The show's most celebrated episode dealt with the professional woman's thorniest issue: when to have kids. In a scene that has become iconic, Ally dances with a computer-generated baby who has a serious case of Saturday-night fever. The baby follows Ally around as a reminder of her ticking biological clock. ""It makes me think about my mom,'' says Lainchen Friese, a 30-year-old human-resources consultant. ""She had three kids before she was 30. I want to have kids, and I prefer not to be 80 when they graduate from college.''

Guys who watch ""Ally'' also identify with her insecurities; feminism has given men some confusing choices as well. The show's famous unisex bathroom symbolizes this blurring of sex roles (it's the new water cooler, where both men and women meet to gossip). ""Emotionally, I've been through a lot of similar feelings to Ally,'' says Neil Kirby, a 28-year-old video editor and animator in Livonia, Mich., who watches with his wife. ""I had a roommate when I was single, and we would discuss our hopes and fears, like "Are we ready? Is she the one? Is it going to work?' '' When he arrives at work on Tuesday mornings, a colleague greets Kirby with a low-pitched ""oo-ga cha-ka, oo-ga cha-ka''--the Dancing Baby's theme music. It's a sign that he caught the previous night's episode and is ready to discuss it.

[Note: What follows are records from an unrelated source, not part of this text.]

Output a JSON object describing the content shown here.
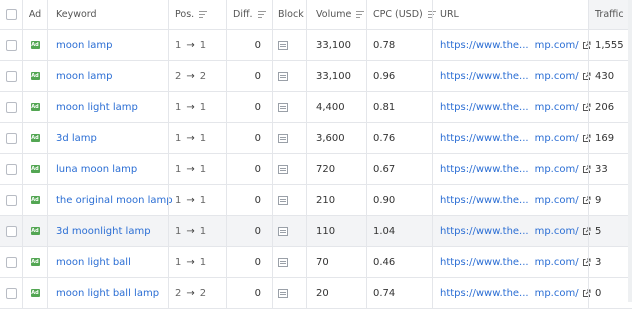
{
  "columns": {
    "ad": "Ad",
    "keyword": "Keyword",
    "pos": "Pos.",
    "diff": "Diff.",
    "block": "Block",
    "volume": "Volume",
    "cpc": "CPC (USD)",
    "url": "URL",
    "traffic": "Traffic"
  },
  "icons": {
    "sort": "sort-lines-icon",
    "ad": "ad-badge-icon",
    "block": "block-snippet-icon",
    "external": "external-link-icon"
  },
  "colors": {
    "link": "#2b6ed4",
    "ad_badge": "#53a653",
    "highlight_row": "#f3f4f6"
  },
  "rows": [
    {
      "ad_badge": "Ad",
      "keyword": "moon lamp",
      "pos_from": "1",
      "arrow": "→",
      "pos_to": "1",
      "diff": "0",
      "volume": "33,100",
      "cpc": "0.78",
      "url_start": "https://www.the...",
      "url_end": "mp.com/",
      "traffic": "1,555"
    },
    {
      "ad_badge": "Ad",
      "keyword": "moon lamp",
      "pos_from": "2",
      "arrow": "→",
      "pos_to": "2",
      "diff": "0",
      "volume": "33,100",
      "cpc": "0.96",
      "url_start": "https://www.the...",
      "url_end": "mp.com/",
      "traffic": "430"
    },
    {
      "ad_badge": "Ad",
      "keyword": "moon light lamp",
      "pos_from": "1",
      "arrow": "→",
      "pos_to": "1",
      "diff": "0",
      "volume": "4,400",
      "cpc": "0.81",
      "url_start": "https://www.the...",
      "url_end": "mp.com/",
      "traffic": "206"
    },
    {
      "ad_badge": "Ad",
      "keyword": "3d lamp",
      "pos_from": "1",
      "arrow": "→",
      "pos_to": "1",
      "diff": "0",
      "volume": "3,600",
      "cpc": "0.76",
      "url_start": "https://www.the...",
      "url_end": "mp.com/",
      "traffic": "169"
    },
    {
      "ad_badge": "Ad",
      "keyword": "luna moon lamp",
      "pos_from": "1",
      "arrow": "→",
      "pos_to": "1",
      "diff": "0",
      "volume": "720",
      "cpc": "0.67",
      "url_start": "https://www.the...",
      "url_end": "mp.com/",
      "traffic": "33"
    },
    {
      "ad_badge": "Ad",
      "keyword": "the original moon lamp",
      "pos_from": "1",
      "arrow": "→",
      "pos_to": "1",
      "diff": "0",
      "volume": "210",
      "cpc": "0.90",
      "url_start": "https://www.the...",
      "url_end": "mp.com/",
      "traffic": "9"
    },
    {
      "ad_badge": "Ad",
      "keyword": "3d moonlight lamp",
      "pos_from": "1",
      "arrow": "→",
      "pos_to": "1",
      "diff": "0",
      "volume": "110",
      "cpc": "1.04",
      "url_start": "https://www.the...",
      "url_end": "mp.com/",
      "traffic": "5"
    },
    {
      "ad_badge": "Ad",
      "keyword": "moon light ball",
      "pos_from": "1",
      "arrow": "→",
      "pos_to": "1",
      "diff": "0",
      "volume": "70",
      "cpc": "0.46",
      "url_start": "https://www.the...",
      "url_end": "mp.com/",
      "traffic": "3"
    },
    {
      "ad_badge": "Ad",
      "keyword": "moon light ball lamp",
      "pos_from": "2",
      "arrow": "→",
      "pos_to": "2",
      "diff": "0",
      "volume": "20",
      "cpc": "0.74",
      "url_start": "https://www.the...",
      "url_end": "mp.com/",
      "traffic": "0"
    }
  ]
}
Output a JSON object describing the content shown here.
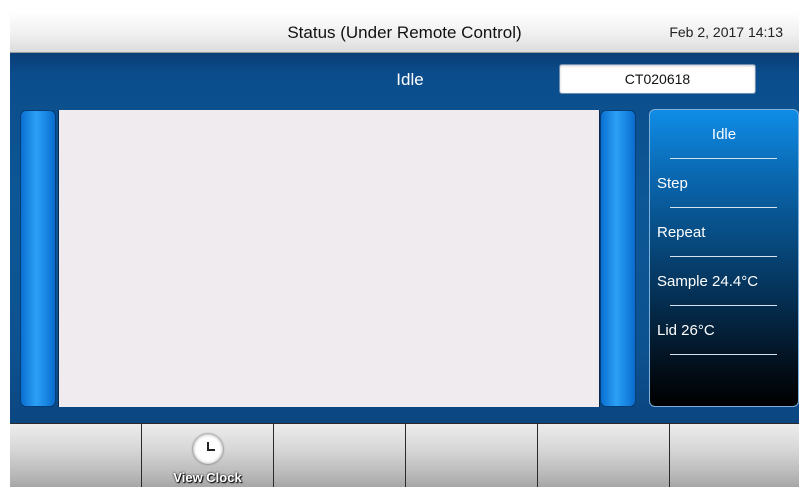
{
  "header": {
    "title": "Status (Under Remote Control)",
    "datetime": "Feb 2, 2017 14:13"
  },
  "main": {
    "state": "Idle",
    "serial": "CT020618"
  },
  "status_panel": {
    "items": [
      {
        "label": "Idle"
      },
      {
        "label": "Step"
      },
      {
        "label": "Repeat"
      },
      {
        "label": "Sample 24.4°C"
      },
      {
        "label": "Lid 26°C"
      }
    ]
  },
  "softkeys": [
    {
      "label": ""
    },
    {
      "label": "View Clock",
      "icon": "clock-icon"
    },
    {
      "label": ""
    },
    {
      "label": ""
    },
    {
      "label": ""
    },
    {
      "label": ""
    }
  ],
  "colors": {
    "main_bg": "#0d5796",
    "bar_blue": "#2ca0f5",
    "panel_bg": "#efebee"
  }
}
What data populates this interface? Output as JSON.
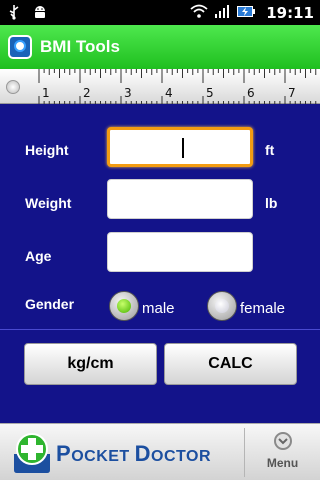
{
  "status_bar": {
    "time": "19:11",
    "icons": [
      "usb-icon",
      "android-debug-icon",
      "wifi-icon",
      "signal-icon",
      "battery-charging-icon"
    ]
  },
  "title_bar": {
    "title": "BMI Tools",
    "icon": "app-icon"
  },
  "ruler": {
    "ticks": [
      "1",
      "2",
      "3",
      "4",
      "5",
      "6",
      "7"
    ]
  },
  "form": {
    "height": {
      "label": "Height",
      "unit": "ft",
      "value": ""
    },
    "weight": {
      "label": "Weight",
      "unit": "lb",
      "value": ""
    },
    "age": {
      "label": "Age",
      "value": ""
    },
    "gender": {
      "label": "Gender",
      "options": [
        {
          "label": "male",
          "selected": true
        },
        {
          "label": "female",
          "selected": false
        }
      ]
    }
  },
  "buttons": {
    "units": "kg/cm",
    "calc": "CALC"
  },
  "bottom_bar": {
    "brand_small": "P",
    "brand_rest1": "OCKET ",
    "brand_d": "D",
    "brand_rest2": "OCTOR",
    "menu": "Menu"
  },
  "colors": {
    "title_green": "#2bcc2b",
    "panel_blue": "#13138a",
    "focus_orange": "#f39c12",
    "radio_selected": "#46b400",
    "brand_blue": "#1c4fa0"
  }
}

Like Ally, many of the women who watch the show find that romance is much more elusive than professional success. Even when her boss assures her that ""everyone is lonely, it's just easier to take in a relationship,'' finding a soulmate remains the brass ring for Ally, as it does for many of her fans. Of the long hours she puts in at the office, lawyer Kathryn Loebs says: ""This isn't exactly the way I saw my life playing out. If all this is being put off, then I want a great marriage. I want him to knock my socks off. I want him to blow me away. And I'll wait, because I'm waiting for that kind of thing.'' No doubt about it, Ally would relate.